"People in small towns must have their local characters," announces poet Emily Dickinson in the first few minutes of William Luce''s one-woman play, The Belle of Amherst, opening at the Carl Cherry Center in Carmel on Friday. To the townspeople of 19th-century Amherst, Mass., this shy, reclusive figure in white who never left her family home and whisked herself out of her garden to avoid being seen by passers-by, was indeed a character provoking curiosity and conjecture. Since her death in 1886 and the recognition of Dickinson as one of our country''s premier poets, she continues to intrigue readers and scholars.
In The Belle of Amherst, Luce gives Dickinson the opportunity to present herself to the audience using, in large part, her own words culled from more than 1,700 poems and hundreds of letters she left behind.
The play, set in the Dickinson family home, takes place in 1883 when the poet is 53 years old and living with her sister Lavinia.
On this unusual day, they have visitors (the audience) and Dickinson serves tea and one of her special cakes which she graciously offers along with the recipe. Acknowledging her reputation as "Squire Edward Dickinson''s half-cracked daughter," she confides that the eccentric pose is deliberate. "I do it on purpose," she says, with a figurative wink to the audience.
During the "visit," Dickinson introduces those closest to her--her stern, undemonstrative father, her quirky sister, and her beloved brother Austin, and others of importance to her--to the publisher Thomas Higginson whose professional interest in her work encouraged her writing and the mysterious person who became the object of her romantic love whom she calls "Master."
She exposes her joy in language and nature and those she loves as well as her deep disappointments and profound feelings of frustration as her genius remains unrecognized.
In the course of the play, Dickinson exposes the many sides of herself, through reenactment of major events from her life, reflections on subjects ranging from gossip to ecstasy, and recitation of her poetry, which often emerges so naturally from her prose that the audience is simply eased into it.

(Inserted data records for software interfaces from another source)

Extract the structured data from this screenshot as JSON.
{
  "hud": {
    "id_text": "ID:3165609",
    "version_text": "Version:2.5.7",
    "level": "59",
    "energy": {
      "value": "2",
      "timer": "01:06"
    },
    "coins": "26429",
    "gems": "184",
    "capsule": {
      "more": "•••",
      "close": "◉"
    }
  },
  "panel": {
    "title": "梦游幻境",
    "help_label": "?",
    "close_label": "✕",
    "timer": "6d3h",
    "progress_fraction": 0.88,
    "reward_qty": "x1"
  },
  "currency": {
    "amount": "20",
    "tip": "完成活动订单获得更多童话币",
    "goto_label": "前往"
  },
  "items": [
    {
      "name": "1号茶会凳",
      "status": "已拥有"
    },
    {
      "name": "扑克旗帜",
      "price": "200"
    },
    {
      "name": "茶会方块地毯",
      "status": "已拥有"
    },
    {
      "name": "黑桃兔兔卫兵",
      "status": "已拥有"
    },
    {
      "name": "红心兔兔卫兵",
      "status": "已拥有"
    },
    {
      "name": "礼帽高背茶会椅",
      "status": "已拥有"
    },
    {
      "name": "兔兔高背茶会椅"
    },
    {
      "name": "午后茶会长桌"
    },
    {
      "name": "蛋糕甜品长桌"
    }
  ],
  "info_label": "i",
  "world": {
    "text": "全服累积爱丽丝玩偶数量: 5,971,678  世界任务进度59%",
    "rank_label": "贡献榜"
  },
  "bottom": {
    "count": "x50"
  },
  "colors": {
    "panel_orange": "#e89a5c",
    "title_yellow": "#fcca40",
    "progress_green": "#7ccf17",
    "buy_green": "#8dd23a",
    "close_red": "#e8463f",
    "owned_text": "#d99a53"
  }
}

The evocative power of her language is, of course, a constant presence and a rare opportunity to hear her poetry in the context of her life. In the end what emerges is a complex portrait of a highly sensitive artist--passionate, spiritual and ultimately quite sane.
MPC theater instructor Conrad Selvig, who regularly directs productions at the Cherry Center, once again has teamed up with local actress Marlie Avant in this performance of The Belle of Amherst. The two are not new to the piece, having performed it 11 years ago with great success in the same venue. Both feel the intervening years have deepened their understanding of Dickinson as person and poet. Selvig says he is fascinated by the timeliness of Dickinson''s social comments, although she lived well over a hundred years ago.
For Avant, playing the part again "is like being called home," she says. The role first played by Julie Harris in 1976 is a tour de force for an actress, requiring a high level of skill and stamina. Judging from a recent rehearsal I attended, Avant is more than up to the task, bringing warmth, humor, passion and variety to the role.
"There''s a heartfelt connection to her," says Avant, "something very deep. What she says about life, love, death...and her spirituality and aliveness touch me in a special way. Her passion wasn''t expressed in a physical relationship, but in communion with a higher self. She made me rethink passion."
The Belle of Amherst previews tonight and opens Friday at the Carl Cherry Center, Guadalupe and 4th, in Carmel. 646-9478 for tickets and information. For special benefit performance on 12/9, call 624-7491.